### To do
Work through the records below and copy every line that includes "recommended".

### Source information
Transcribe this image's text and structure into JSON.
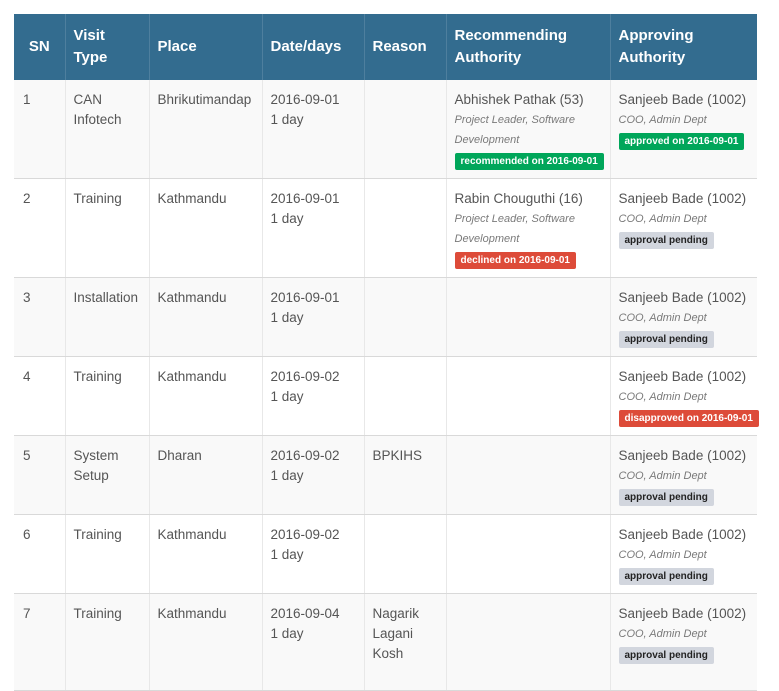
{
  "headers": {
    "sn": "SN",
    "visit_type": "Visit Type",
    "place": "Place",
    "date_days": "Date/days",
    "reason": "Reason",
    "recommending": "Recommending Authority",
    "approving": "Approving Authority"
  },
  "rows": [
    {
      "sn": "1",
      "visit_type": "CAN Infotech",
      "place": "Bhrikutimandap",
      "date": "2016-09-01",
      "days": "1 day",
      "reason": "",
      "rec_name": "Abhishek Pathak (53)",
      "rec_role": "Project Leader, Software Development",
      "rec_status": "recommended on 2016-09-01",
      "rec_status_type": "recommended",
      "app_name": "Sanjeeb Bade (1002)",
      "app_role": "COO, Admin Dept",
      "app_status": "approved on 2016-09-01",
      "app_status_type": "approved"
    },
    {
      "sn": "2",
      "visit_type": "Training",
      "place": "Kathmandu",
      "date": "2016-09-01",
      "days": "1 day",
      "reason": "",
      "rec_name": "Rabin Chouguthi (16)",
      "rec_role": "Project Leader, Software Development",
      "rec_status": "declined on 2016-09-01",
      "rec_status_type": "declined",
      "app_name": "Sanjeeb Bade (1002)",
      "app_role": "COO, Admin Dept",
      "app_status": "approval pending",
      "app_status_type": "pending"
    },
    {
      "sn": "3",
      "visit_type": "Installation",
      "place": "Kathmandu",
      "date": "2016-09-01",
      "days": "1 day",
      "reason": "",
      "rec_name": "",
      "rec_role": "",
      "rec_status": "",
      "rec_status_type": "",
      "app_name": "Sanjeeb Bade (1002)",
      "app_role": "COO, Admin Dept",
      "app_status": "approval pending",
      "app_status_type": "pending"
    },
    {
      "sn": "4",
      "visit_type": "Training",
      "place": "Kathmandu",
      "date": "2016-09-02",
      "days": "1 day",
      "reason": "",
      "rec_name": "",
      "rec_role": "",
      "rec_status": "",
      "rec_status_type": "",
      "app_name": "Sanjeeb Bade (1002)",
      "app_role": "COO, Admin Dept",
      "app_status": "disapproved on 2016-09-01",
      "app_status_type": "disapproved"
    },
    {
      "sn": "5",
      "visit_type": "System Setup",
      "place": "Dharan",
      "date": "2016-09-02",
      "days": "1 day",
      "reason": "BPKIHS",
      "rec_name": "",
      "rec_role": "",
      "rec_status": "",
      "rec_status_type": "",
      "app_name": "Sanjeeb Bade (1002)",
      "app_role": "COO, Admin Dept",
      "app_status": "approval pending",
      "app_status_type": "pending"
    },
    {
      "sn": "6",
      "visit_type": "Training",
      "place": "Kathmandu",
      "date": "2016-09-02",
      "days": "1 day",
      "reason": "",
      "rec_name": "",
      "rec_role": "",
      "rec_status": "",
      "rec_status_type": "",
      "app_name": "Sanjeeb Bade (1002)",
      "app_role": "COO, Admin Dept",
      "app_status": "approval pending",
      "app_status_type": "pending"
    },
    {
      "sn": "7",
      "visit_type": "Training",
      "place": "Kathmandu",
      "date": "2016-09-04",
      "days": "1 day",
      "reason": "Nagarik Lagani Kosh",
      "rec_name": "",
      "rec_role": "",
      "rec_status": "",
      "rec_status_type": "",
      "app_name": "Sanjeeb Bade (1002)",
      "app_role": "COO, Admin Dept",
      "app_status": "approval pending",
      "app_status_type": "pending"
    }
  ]
}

### Exercise solution
      "rec_status": "recommended on 2016-09-01",
      "rec_status_type": "recommended",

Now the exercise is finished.